[[ Data to process open ]]
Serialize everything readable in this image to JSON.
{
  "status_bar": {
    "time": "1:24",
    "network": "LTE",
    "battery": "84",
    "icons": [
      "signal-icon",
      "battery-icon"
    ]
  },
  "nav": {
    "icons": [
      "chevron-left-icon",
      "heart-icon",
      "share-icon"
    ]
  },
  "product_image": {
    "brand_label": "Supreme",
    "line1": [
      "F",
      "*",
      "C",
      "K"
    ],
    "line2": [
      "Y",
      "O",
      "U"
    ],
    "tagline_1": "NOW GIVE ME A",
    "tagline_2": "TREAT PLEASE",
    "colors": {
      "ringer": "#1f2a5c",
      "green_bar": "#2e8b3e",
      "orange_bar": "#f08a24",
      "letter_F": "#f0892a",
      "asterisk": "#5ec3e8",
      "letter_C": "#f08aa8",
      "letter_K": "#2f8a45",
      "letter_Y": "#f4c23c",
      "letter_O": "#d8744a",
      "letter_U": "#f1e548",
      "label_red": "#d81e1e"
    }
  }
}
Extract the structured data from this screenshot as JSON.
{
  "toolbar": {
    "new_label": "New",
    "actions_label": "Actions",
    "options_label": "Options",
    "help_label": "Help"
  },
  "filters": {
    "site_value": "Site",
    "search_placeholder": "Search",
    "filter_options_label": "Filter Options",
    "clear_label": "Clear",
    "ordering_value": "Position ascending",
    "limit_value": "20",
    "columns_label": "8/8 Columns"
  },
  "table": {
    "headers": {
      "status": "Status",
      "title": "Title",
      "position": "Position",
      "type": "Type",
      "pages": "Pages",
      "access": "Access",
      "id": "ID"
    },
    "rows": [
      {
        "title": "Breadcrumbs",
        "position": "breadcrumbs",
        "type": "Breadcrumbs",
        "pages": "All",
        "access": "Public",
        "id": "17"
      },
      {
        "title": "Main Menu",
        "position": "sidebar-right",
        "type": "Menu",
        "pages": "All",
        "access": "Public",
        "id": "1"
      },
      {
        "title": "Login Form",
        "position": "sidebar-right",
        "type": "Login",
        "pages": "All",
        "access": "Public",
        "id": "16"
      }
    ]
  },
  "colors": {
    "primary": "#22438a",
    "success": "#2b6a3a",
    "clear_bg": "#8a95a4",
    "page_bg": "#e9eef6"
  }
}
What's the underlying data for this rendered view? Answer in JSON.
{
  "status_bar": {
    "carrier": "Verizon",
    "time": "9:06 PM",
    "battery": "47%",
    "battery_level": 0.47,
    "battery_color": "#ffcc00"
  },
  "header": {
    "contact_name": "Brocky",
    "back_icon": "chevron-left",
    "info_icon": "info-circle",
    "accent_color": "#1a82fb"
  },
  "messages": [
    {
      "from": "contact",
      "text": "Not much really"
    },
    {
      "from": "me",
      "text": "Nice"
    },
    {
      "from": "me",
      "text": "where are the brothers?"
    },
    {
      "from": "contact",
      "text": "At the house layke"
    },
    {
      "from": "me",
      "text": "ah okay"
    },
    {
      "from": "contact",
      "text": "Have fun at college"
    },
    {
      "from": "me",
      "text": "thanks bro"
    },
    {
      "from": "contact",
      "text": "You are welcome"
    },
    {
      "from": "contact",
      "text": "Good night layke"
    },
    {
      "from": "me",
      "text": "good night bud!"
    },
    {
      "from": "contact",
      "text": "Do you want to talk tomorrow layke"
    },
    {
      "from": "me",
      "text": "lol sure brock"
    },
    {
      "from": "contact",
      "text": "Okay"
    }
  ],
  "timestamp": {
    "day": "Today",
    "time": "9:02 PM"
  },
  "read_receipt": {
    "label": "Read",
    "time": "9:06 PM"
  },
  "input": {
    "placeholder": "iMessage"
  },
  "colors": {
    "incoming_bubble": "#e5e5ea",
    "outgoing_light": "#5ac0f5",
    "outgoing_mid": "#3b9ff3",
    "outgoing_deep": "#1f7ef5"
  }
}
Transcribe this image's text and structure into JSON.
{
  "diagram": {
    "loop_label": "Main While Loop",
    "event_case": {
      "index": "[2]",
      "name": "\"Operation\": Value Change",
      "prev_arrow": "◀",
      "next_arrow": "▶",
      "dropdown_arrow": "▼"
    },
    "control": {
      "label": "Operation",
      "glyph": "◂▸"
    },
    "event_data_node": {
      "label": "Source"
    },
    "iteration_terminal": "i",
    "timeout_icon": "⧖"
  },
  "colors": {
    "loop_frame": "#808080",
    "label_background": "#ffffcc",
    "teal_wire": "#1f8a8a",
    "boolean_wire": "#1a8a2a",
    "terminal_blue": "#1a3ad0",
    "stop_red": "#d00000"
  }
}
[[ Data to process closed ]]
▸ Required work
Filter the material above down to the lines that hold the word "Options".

▸ Solution to the problem
    "options_label": "Options",
    "filter_options_label": "Filter Options",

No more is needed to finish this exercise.